*** AVAILABLE DATA ***

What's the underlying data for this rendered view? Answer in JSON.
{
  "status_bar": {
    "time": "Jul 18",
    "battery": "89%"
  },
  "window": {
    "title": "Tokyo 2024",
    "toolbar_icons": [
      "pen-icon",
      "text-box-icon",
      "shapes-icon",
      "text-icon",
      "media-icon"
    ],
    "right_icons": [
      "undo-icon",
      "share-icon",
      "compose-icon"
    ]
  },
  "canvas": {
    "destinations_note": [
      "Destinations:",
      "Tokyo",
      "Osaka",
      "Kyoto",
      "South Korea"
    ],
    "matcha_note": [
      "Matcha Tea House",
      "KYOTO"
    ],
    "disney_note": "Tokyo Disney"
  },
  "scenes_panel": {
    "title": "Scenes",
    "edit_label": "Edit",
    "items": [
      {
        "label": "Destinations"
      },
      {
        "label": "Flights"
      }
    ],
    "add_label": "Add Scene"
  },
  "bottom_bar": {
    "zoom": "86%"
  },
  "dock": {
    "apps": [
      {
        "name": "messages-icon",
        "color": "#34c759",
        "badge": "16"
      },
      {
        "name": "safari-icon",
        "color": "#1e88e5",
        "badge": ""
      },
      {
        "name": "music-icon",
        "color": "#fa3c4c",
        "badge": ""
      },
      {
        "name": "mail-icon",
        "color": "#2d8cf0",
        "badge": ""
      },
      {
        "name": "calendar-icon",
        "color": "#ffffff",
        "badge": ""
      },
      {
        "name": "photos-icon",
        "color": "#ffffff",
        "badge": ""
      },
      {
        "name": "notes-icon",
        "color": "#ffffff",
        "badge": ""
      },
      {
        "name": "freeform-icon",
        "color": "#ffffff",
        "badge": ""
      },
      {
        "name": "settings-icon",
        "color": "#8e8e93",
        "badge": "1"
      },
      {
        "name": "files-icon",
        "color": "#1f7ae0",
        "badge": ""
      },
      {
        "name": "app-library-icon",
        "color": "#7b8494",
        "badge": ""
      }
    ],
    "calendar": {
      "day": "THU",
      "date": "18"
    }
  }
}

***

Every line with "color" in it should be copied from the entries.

        "color": "#34c759",
        "color": "#1e88e5",
        "color": "#fa3c4c",
        "color": "#2d8cf0",
        "color": "#ffffff",
        "color": "#ffffff",
        "color": "#ffffff",
        "color": "#ffffff",
        "color": "#8e8e93",
        "color": "#1f7ae0",
        "color": "#7b8494",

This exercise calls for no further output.